▶ **Assigned task**
Your answer should consist of the complete listing, repeated verbatim.

▶ **Supplied records**
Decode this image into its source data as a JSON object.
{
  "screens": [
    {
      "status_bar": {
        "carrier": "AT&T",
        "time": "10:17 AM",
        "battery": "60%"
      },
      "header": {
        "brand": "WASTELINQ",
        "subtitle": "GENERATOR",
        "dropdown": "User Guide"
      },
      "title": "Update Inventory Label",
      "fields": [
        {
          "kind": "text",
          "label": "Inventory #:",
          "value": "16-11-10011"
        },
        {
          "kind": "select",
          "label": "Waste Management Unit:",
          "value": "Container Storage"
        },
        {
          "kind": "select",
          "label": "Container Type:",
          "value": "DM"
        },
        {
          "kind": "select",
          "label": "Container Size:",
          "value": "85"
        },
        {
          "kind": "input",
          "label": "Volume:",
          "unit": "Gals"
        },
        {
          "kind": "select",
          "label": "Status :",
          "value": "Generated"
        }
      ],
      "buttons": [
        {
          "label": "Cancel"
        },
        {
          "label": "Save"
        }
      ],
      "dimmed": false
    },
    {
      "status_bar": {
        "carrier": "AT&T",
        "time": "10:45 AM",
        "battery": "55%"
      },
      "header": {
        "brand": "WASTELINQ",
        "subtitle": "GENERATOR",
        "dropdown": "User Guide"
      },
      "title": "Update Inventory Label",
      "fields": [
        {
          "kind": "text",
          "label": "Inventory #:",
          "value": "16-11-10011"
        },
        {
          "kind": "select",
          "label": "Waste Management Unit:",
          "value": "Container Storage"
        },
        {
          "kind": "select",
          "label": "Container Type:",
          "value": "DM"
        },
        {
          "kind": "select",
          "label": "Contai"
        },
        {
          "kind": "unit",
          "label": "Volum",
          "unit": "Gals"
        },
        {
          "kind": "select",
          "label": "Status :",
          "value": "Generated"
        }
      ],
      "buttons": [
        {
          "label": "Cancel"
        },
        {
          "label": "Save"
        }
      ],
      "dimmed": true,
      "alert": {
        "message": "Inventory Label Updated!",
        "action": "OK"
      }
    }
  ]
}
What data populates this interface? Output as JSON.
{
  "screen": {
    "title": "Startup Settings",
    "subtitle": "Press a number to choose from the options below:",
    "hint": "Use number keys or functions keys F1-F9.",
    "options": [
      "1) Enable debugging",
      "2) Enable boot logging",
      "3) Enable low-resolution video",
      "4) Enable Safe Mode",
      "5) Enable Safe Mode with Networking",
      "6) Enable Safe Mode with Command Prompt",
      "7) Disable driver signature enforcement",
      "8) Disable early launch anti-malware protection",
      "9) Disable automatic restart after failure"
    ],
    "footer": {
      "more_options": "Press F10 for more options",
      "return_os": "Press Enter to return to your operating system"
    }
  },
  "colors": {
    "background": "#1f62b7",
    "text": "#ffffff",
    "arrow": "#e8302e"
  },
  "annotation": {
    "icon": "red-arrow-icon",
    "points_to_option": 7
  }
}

▶ **Solved exercise**
Decode this image into its source data as a JSON object.
{
  "screens": [
    {
      "status_bar": {
        "carrier": "AT&T",
        "time": "10:17 AM",
        "battery": "60%"
      },
      "header": {
        "brand": "WASTELINQ",
        "subtitle": "GENERATOR",
        "dropdown": "User Guide"
      },
      "title": "Update Inventory Label",
      "fields": [
        {
          "kind": "text",
          "label": "Inventory #:",
          "value": "16-11-10011"
        },
        {
          "kind": "select",
          "label": "Waste Management Unit:",
          "value": "Container Storage"
        },
        {
          "kind": "select",
          "label": "Container Type:",
          "value": "DM"
        },
        {
          "kind": "select",
          "label": "Container Size:",
          "value": "85"
        },
        {
          "kind": "input",
          "label": "Volume:",
          "unit": "Gals"
        },
        {
          "kind": "select",
          "label": "Status :",
          "value": "Generated"
        }
      ],
      "buttons": [
        {
          "label": "Cancel"
        },
        {
          "label": "Save"
        }
      ],
      "dimmed": false
    },
    {
      "status_bar": {
        "carrier": "AT&T",
        "time": "10:45 AM",
        "battery": "55%"
      },
      "header": {
        "brand": "WASTELINQ",
        "subtitle": "GENERATOR",
        "dropdown": "User Guide"
      },
      "title": "Update Inventory Label",
      "fields": [
        {
          "kind": "text",
          "label": "Inventory #:",
          "value": "16-11-10011"
        },
        {
          "kind": "select",
          "label": "Waste Management Unit:",
          "value": "Container Storage"
        },
        {
          "kind": "select",
          "label": "Container Type:",
          "value": "DM"
        },
        {
          "kind": "select",
          "label": "Contai"
        },
        {
          "kind": "unit",
          "label": "Volum",
          "unit": "Gals"
        },
        {
          "kind": "select",
          "label": "Status :",
          "value": "Generated"
        }
      ],
      "buttons": [
        {
          "label": "Cancel"
        },
        {
          "label": "Save"
        }
      ],
      "dimmed": true,
      "alert": {
        "message": "Inventory Label Updated!",
        "action": "OK"
      }
    }
  ]
}
What data populates this interface? Output as JSON.
{
  "screen": {
    "title": "Startup Settings",
    "subtitle": "Press a number to choose from the options below:",
    "hint": "Use number keys or functions keys F1-F9.",
    "options": [
      "1) Enable debugging",
      "2) Enable boot logging",
      "3) Enable low-resolution video",
      "4) Enable Safe Mode",
      "5) Enable Safe Mode with Networking",
      "6) Enable Safe Mode with Command Prompt",
      "7) Disable driver signature enforcement",
      "8) Disable early launch anti-malware protection",
      "9) Disable automatic restart after failure"
    ],
    "footer": {
      "more_options": "Press F10 for more options",
      "return_os": "Press Enter to return to your operating system"
    }
  },
  "colors": {
    "background": "#1f62b7",
    "text": "#ffffff",
    "arrow": "#e8302e"
  },
  "annotation": {
    "icon": "red-arrow-icon",
    "points_to_option": 7
  }
}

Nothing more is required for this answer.